Overcoming these kinds of political challenges is a familiar dilemma for the World Bank: What to do with clients who are not committed to pro-poor outcomes? Naming and shaming rarely works. The trick is to provide concessional finance and support to partners that present a higher risk but also a track record of success. Including an additional layer of transparency is more pressing then ever.
Fifth, when national governments are not a viable option, the World Bank can explore moving down to the next level. Can the bank work directly with state governors and metropolitan mayors who are on the front line, especially in times of crisis? The answer is that it already is, but much more can be done.
There is a real opportunity for the bank to make a tangible difference by expediting and scaling up its work in metropolitan areas, where over half of the world's population already lives. In some cases, the bank should also consider increasing support to relief and development agencies and local implementing partners who can reach at-risk populations.
None of this will be easy or straightforward. It entails more work, more staffers, and different ways of working. The focus will need to shift from how much money is moved to how many effective projects were adapted to pandemic response. Even more importantly, performance indicators should reflect how many projects were — rightly — canceled, how that money was repurposed, and how many of the most vulnerable people were reached with expanded safety nets. All of this implies stretching the notion of "clients" beyond national governments — something the World Bank has been doing, albeit slowly.
The World Bank was born in the aftermath of one of the most dramatic crises the world has ever experienced: the Second World War. The organization knows a thing or two about how to rebuild and reconstruct in the wake of emergencies. It has the expertise and reach to help bend the future toward greater peace and prosperity and away from violence and conflict.

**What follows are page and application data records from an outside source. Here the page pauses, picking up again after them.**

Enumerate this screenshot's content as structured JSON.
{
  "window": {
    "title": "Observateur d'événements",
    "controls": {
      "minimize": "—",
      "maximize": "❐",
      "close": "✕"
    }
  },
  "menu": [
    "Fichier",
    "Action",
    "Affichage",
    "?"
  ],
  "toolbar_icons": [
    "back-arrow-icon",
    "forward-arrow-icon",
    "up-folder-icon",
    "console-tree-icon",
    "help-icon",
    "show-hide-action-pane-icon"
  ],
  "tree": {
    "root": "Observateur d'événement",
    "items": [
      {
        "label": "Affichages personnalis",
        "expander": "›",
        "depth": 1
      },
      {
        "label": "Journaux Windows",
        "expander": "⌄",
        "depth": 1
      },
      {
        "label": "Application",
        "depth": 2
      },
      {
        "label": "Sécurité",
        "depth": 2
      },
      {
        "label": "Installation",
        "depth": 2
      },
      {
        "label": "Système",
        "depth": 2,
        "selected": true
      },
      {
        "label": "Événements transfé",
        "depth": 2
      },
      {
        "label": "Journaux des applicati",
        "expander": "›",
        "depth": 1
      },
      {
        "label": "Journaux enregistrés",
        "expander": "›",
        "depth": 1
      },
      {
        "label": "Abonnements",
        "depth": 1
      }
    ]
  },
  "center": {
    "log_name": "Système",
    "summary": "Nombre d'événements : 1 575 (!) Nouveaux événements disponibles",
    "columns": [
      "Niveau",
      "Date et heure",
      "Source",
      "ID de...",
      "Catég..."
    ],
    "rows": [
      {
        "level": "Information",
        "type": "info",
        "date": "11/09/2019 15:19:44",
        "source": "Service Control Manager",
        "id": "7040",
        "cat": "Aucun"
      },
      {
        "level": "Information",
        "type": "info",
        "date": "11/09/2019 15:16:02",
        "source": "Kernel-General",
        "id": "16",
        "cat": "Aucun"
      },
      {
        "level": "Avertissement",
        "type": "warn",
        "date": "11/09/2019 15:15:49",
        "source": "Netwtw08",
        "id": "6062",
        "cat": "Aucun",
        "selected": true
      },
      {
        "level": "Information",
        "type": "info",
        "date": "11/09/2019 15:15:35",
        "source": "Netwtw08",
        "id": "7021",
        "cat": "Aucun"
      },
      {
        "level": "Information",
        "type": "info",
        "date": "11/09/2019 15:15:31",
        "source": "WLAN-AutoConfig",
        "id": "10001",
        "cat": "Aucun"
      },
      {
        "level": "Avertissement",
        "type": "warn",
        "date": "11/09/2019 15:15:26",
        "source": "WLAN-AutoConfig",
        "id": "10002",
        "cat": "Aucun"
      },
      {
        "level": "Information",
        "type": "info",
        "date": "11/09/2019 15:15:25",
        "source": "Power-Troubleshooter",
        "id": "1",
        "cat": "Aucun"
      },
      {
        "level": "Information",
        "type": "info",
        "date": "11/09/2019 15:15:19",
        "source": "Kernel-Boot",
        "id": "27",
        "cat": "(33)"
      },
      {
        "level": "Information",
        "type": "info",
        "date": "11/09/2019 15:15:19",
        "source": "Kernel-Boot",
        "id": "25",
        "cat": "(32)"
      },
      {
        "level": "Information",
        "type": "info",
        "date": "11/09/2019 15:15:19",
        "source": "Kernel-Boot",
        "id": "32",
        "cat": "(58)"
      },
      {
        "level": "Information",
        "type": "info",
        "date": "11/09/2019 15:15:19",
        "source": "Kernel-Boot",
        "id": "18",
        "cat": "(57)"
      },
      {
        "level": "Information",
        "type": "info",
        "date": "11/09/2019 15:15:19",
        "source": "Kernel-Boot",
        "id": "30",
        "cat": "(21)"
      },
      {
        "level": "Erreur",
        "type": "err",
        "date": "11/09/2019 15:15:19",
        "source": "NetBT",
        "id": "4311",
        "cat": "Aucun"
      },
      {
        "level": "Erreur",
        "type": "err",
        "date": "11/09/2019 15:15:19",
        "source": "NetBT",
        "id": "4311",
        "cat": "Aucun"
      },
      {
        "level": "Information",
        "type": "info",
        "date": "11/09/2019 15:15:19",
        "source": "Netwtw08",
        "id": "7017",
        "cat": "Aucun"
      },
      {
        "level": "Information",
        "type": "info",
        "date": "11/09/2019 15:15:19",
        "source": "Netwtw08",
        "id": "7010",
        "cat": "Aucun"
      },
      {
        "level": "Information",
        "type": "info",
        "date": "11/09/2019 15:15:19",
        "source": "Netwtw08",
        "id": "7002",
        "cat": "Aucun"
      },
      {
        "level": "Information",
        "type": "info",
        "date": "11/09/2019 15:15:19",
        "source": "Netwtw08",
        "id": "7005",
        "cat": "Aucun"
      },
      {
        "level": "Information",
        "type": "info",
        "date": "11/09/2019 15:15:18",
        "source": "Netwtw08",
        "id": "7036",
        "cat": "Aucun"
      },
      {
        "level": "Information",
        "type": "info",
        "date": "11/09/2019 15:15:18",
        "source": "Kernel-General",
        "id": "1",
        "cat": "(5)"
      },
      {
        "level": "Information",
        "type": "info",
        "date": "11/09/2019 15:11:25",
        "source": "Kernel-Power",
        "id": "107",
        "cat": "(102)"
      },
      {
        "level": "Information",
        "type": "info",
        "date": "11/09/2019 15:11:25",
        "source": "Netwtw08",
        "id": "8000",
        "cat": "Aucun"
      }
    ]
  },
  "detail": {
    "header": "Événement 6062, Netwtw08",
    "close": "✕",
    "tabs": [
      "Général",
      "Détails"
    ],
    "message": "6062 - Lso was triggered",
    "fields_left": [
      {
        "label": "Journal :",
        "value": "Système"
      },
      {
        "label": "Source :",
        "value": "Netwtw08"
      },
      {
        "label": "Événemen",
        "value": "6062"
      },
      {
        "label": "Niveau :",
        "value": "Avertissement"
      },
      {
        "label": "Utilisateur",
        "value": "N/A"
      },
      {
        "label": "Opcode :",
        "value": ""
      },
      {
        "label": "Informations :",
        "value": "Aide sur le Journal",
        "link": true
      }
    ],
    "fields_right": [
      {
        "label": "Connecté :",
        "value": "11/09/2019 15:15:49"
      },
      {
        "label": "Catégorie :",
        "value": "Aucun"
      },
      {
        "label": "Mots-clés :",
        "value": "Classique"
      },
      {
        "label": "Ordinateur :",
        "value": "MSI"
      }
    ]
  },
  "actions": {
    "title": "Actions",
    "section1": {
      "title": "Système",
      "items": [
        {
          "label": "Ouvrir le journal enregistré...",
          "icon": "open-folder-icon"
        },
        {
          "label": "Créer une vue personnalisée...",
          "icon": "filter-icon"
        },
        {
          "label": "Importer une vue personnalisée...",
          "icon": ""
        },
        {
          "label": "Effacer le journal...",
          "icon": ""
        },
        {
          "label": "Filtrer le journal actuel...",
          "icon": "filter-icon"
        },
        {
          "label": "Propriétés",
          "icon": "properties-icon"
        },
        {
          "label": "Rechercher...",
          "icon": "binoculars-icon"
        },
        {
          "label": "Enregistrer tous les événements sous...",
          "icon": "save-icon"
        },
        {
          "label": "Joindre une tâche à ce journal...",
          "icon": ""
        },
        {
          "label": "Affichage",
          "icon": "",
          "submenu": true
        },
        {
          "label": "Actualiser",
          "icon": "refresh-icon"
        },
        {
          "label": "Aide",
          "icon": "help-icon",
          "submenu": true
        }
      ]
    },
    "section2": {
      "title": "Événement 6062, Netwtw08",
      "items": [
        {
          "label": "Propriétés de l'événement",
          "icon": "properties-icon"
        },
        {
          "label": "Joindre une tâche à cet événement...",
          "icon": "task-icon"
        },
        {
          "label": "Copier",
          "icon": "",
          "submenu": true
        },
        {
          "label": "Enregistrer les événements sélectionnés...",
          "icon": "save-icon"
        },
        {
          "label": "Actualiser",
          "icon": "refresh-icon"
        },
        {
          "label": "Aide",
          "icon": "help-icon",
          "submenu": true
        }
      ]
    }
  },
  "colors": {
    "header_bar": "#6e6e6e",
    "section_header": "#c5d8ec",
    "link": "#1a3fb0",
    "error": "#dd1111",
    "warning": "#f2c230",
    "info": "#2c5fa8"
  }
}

To do so, it will need to learn from decades of experience working on fragility and pivot its business model — not just in the poorest states, but around the world. If it can update its vision, it can be a model for how other actors, both multilateral and bilateral, adapt — precisely at a time when we desperately need good models of global cooperation.